INSTRUCTIONS TO FOLLOW>
Read through the entries below and copy each line where "Shore" turns up.
= = = =
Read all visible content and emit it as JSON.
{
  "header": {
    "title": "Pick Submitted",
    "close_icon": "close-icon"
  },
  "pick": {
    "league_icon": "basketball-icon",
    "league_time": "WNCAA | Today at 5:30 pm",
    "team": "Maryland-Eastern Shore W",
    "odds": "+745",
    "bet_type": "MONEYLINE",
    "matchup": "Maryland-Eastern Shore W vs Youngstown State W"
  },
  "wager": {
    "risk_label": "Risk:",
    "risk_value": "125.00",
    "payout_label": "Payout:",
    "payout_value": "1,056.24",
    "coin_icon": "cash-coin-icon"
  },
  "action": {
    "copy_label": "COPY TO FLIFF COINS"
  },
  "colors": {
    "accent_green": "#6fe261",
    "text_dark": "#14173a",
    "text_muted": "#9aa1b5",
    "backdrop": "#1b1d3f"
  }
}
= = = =
TASK RESPONSE>
    "team": "Maryland-Eastern Shore W",
    "matchup": "Maryland-Eastern Shore W vs Youngstown State W"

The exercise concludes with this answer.